Nepali Times
Kathmandu needs a bypass

During the two-year Indian blockade of 1989-90, kerosene was flown in on airliners from Dhaka, and there were shortages of everything in Kathmandu. But a strange thing happened: the Nepali economy did not go into total collapse. What saved Nepal was its very underdevelopment. The country did not grind to a halt because it was not moving in the first place. People outside Kathmandu lived on as they always had, since most items of their daily necessity did not come from India.

For the past two weeks, there has been another near-blockade of Kathmandu. This time it was the natural obstruction of the Prithvi Highway by a massive landslide. Kathmandu and Nepal are much more dependent on the outside world today than 10 years ago, and road transport is the mainstay of the economy.

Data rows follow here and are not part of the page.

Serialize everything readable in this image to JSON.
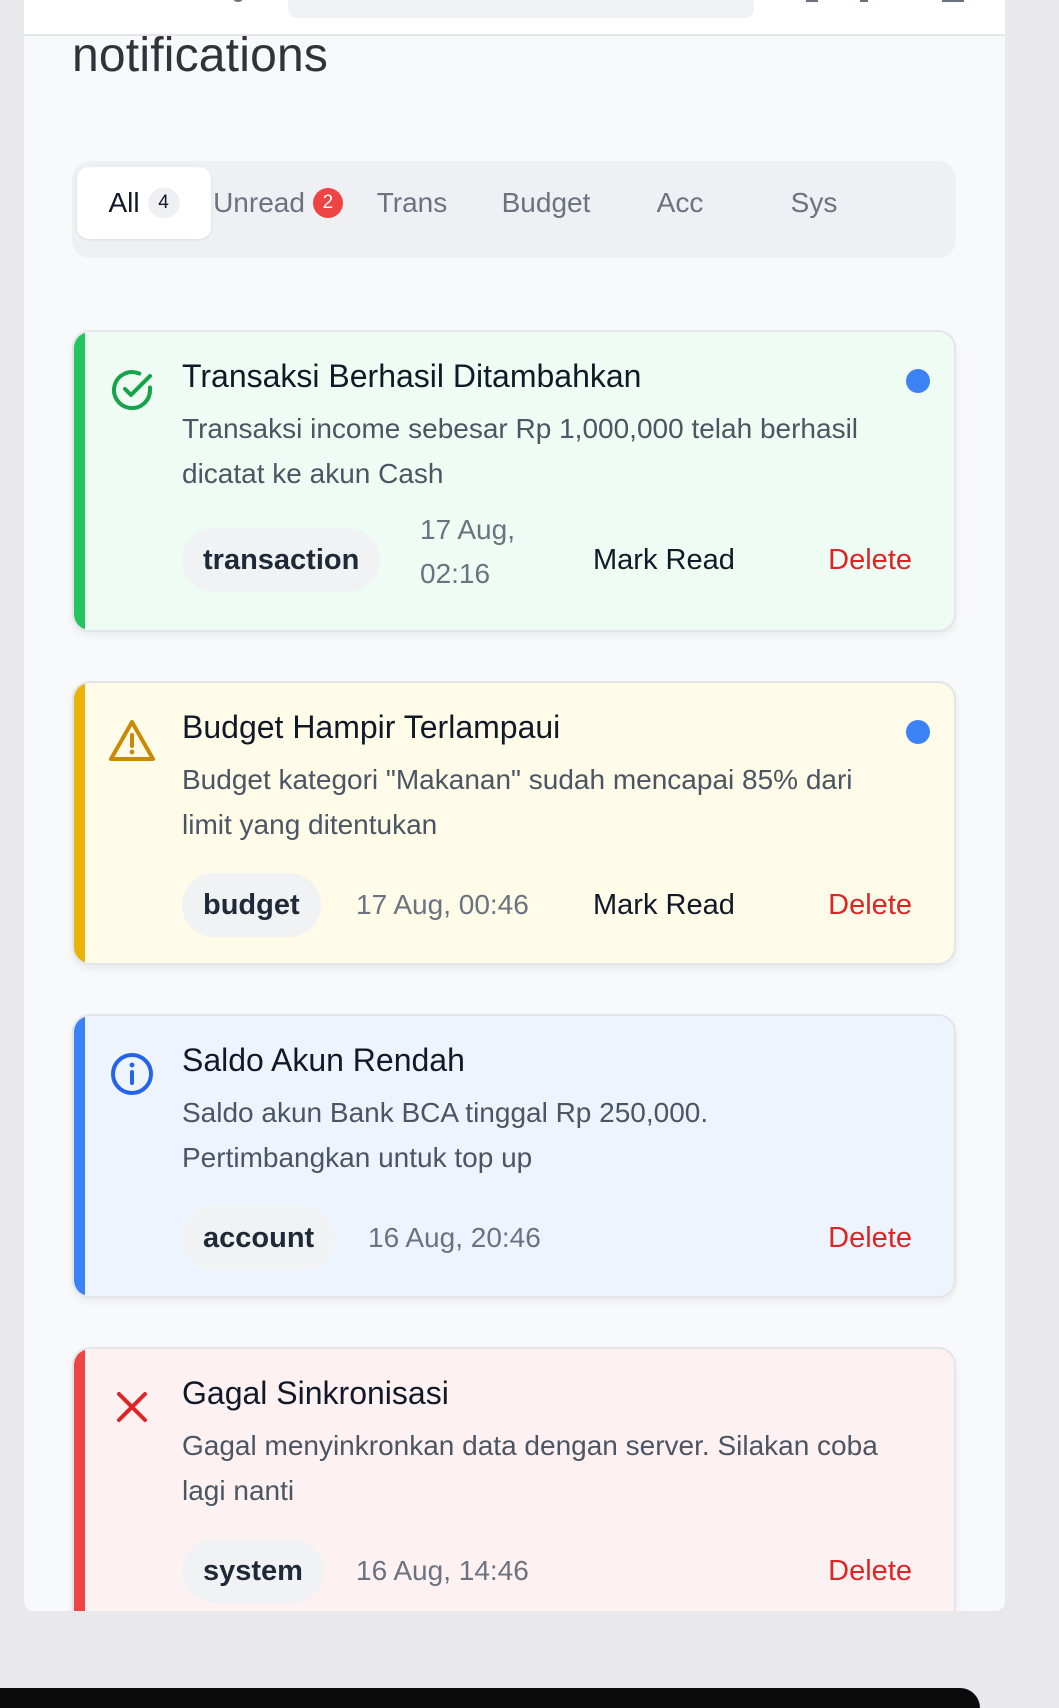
{
  "page": {
    "title": "notifications"
  },
  "tabs": [
    {
      "label": "All",
      "count": "4"
    },
    {
      "label": "Unread",
      "badge": "2"
    },
    {
      "label": "Trans"
    },
    {
      "label": "Budget"
    },
    {
      "label": "Acc"
    },
    {
      "label": "Sys"
    }
  ],
  "colors": {
    "success": "#22c55e",
    "warning": "#eab308",
    "info": "#3b82f6",
    "error": "#ef4444",
    "delete": "#dc2626",
    "unread_dot": "#3b82f6"
  },
  "notifications": [
    {
      "icon": "check-circle-icon",
      "title": "Transaksi Berhasil Ditambahkan",
      "message": "Transaksi income sebesar Rp 1,000,000 telah berhasil dicatat ke akun Cash",
      "tag": "transaction",
      "time": "17 Aug, 02:16",
      "unread": true,
      "mark_read_label": "Mark Read",
      "delete_label": "Delete"
    },
    {
      "icon": "warning-triangle-icon",
      "title": "Budget Hampir Terlampaui",
      "message": "Budget kategori \"Makanan\" sudah mencapai 85% dari limit yang ditentukan",
      "tag": "budget",
      "time": "17 Aug, 00:46",
      "unread": true,
      "mark_read_label": "Mark Read",
      "delete_label": "Delete"
    },
    {
      "icon": "info-circle-icon",
      "title": "Saldo Akun Rendah",
      "message": "Saldo akun Bank BCA tinggal Rp 250,000. Pertimbangkan untuk top up",
      "tag": "account",
      "time": "16 Aug, 20:46",
      "unread": false,
      "delete_label": "Delete"
    },
    {
      "icon": "x-icon",
      "title": "Gagal Sinkronisasi",
      "message": "Gagal menyinkronkan data dengan server. Silakan coba lagi nanti",
      "tag": "system",
      "time": "16 Aug, 14:46",
      "unread": false,
      "delete_label": "Delete"
    }
  ]
}
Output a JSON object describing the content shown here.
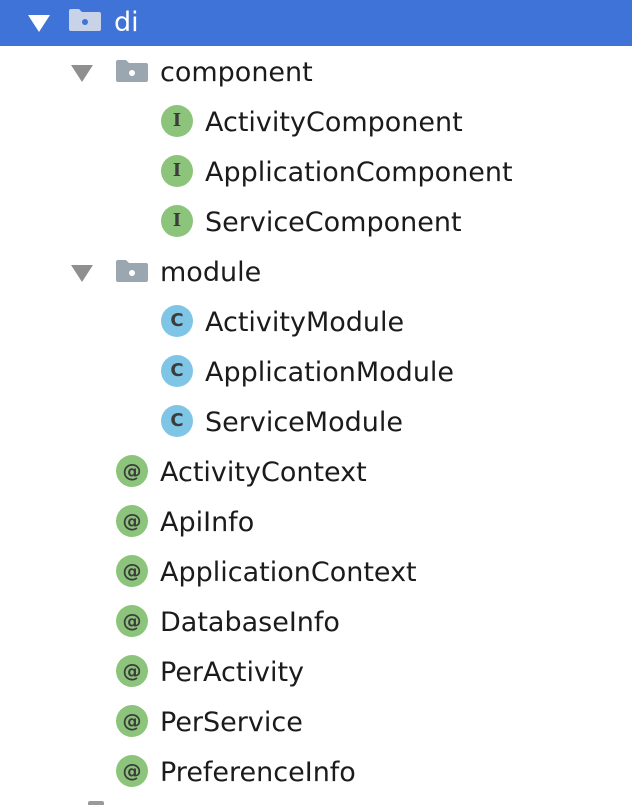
{
  "tree": {
    "root": {
      "label": "di",
      "expanded": true,
      "icon": "package-folder-icon"
    },
    "folders": [
      {
        "label": "component",
        "expanded": true,
        "icon": "package-folder-icon",
        "children": [
          {
            "label": "ActivityComponent",
            "kind": "interface",
            "badge": "I"
          },
          {
            "label": "ApplicationComponent",
            "kind": "interface",
            "badge": "I"
          },
          {
            "label": "ServiceComponent",
            "kind": "interface",
            "badge": "I"
          }
        ]
      },
      {
        "label": "module",
        "expanded": true,
        "icon": "package-folder-icon",
        "children": [
          {
            "label": "ActivityModule",
            "kind": "class",
            "badge": "C"
          },
          {
            "label": "ApplicationModule",
            "kind": "class",
            "badge": "C"
          },
          {
            "label": "ServiceModule",
            "kind": "class",
            "badge": "C"
          }
        ]
      }
    ],
    "annotations": [
      {
        "label": "ActivityContext",
        "badge": "@"
      },
      {
        "label": "ApiInfo",
        "badge": "@"
      },
      {
        "label": "ApplicationContext",
        "badge": "@"
      },
      {
        "label": "DatabaseInfo",
        "badge": "@"
      },
      {
        "label": "PerActivity",
        "badge": "@"
      },
      {
        "label": "PerService",
        "badge": "@"
      },
      {
        "label": "PreferenceInfo",
        "badge": "@"
      }
    ]
  },
  "colors": {
    "selection": "#3f73d8",
    "interface_badge": "#8cc47b",
    "class_badge": "#7fc6e6",
    "annotation_badge": "#8cc47b",
    "folder_icon": "#9aa7b0",
    "arrow": "#8f8f8f"
  }
}
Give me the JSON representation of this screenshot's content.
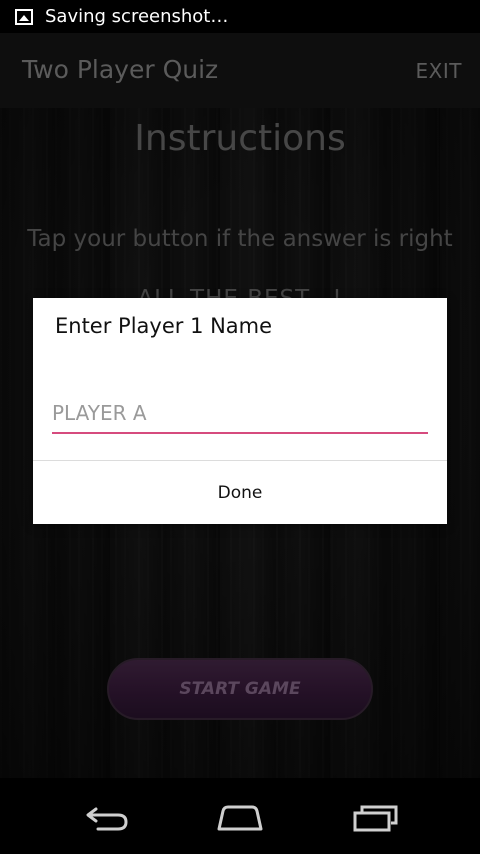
{
  "status_bar": {
    "icon": "image-icon",
    "text": "Saving screenshot…"
  },
  "action_bar": {
    "title": "Two Player Quiz",
    "exit_label": "EXIT"
  },
  "content": {
    "heading": "Instructions",
    "instruction": "Tap your button if the answer is right",
    "partial_text": "ALL THE BEST...!",
    "start_button": "START GAME"
  },
  "dialog": {
    "title": "Enter Player 1 Name",
    "input_placeholder": "PLAYER A",
    "input_value": "",
    "done_label": "Done",
    "accent_color": "#d64b7e"
  },
  "nav_bar": {
    "back_icon": "back-icon",
    "home_icon": "home-icon",
    "recents_icon": "recents-icon"
  }
}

Floods, landslides or even earthquakes, cannot be predicted with any degree of accuracy. But only fools would not be prepared for them.

Nepal is on a major seismic zone, the mountains are young and exposed to heavy monsoon erosion. We know this, so it should not be a surprise to us when earthquakes happen or when landslides occur. What we have to ask ourselves is this: what are we doing to prepare ourselves for future calamities that will surely come? Disaster-preparedness means having mechanisms in place for immediate relief, a strategy for alternative means of communication, fall-back options for relief and rescue. If a relatively small event like Krishnabhir could cut off the capital for so long, what will happen during a really big multiple crisis?

Hand-in-hand must be a citizens\' response so that the traditional hoarding and gouging does not get out of hand. We must learn to readjust our consumption pattern, use less of everything that there is less of, not travel unnecessary, be frugal with food, and try to be more self-sufficient than usual. This year, we have been lucky that the road blockage is beyond Naubise, so the Tribhuvan Highway has been able to keep a tenuous link to the plains and the rest of the Nepal. At the level of the government, a rapid rescue force to be mobilised during such emergencies is long overdue. The normal maintenance mechanism for highways cannot cope with slides like the one at Krishnabhir, and it is certain that even bigger landslides will occur in future. And we argue in a report (page 4) that alternative access routes that have been on cold storage, some for 40 years, need to be revived. In this day and age, it is foolish to take a 200-km detour to the west when you actually need to go east.

When a coronary artery is blocked, a person gets a heart attack. To prevent future attacks, surgeons perform bypass operations on patients. Kathmandu badly needs a highway bypass.

(11 JAN 2013 - 17 JAN 2013)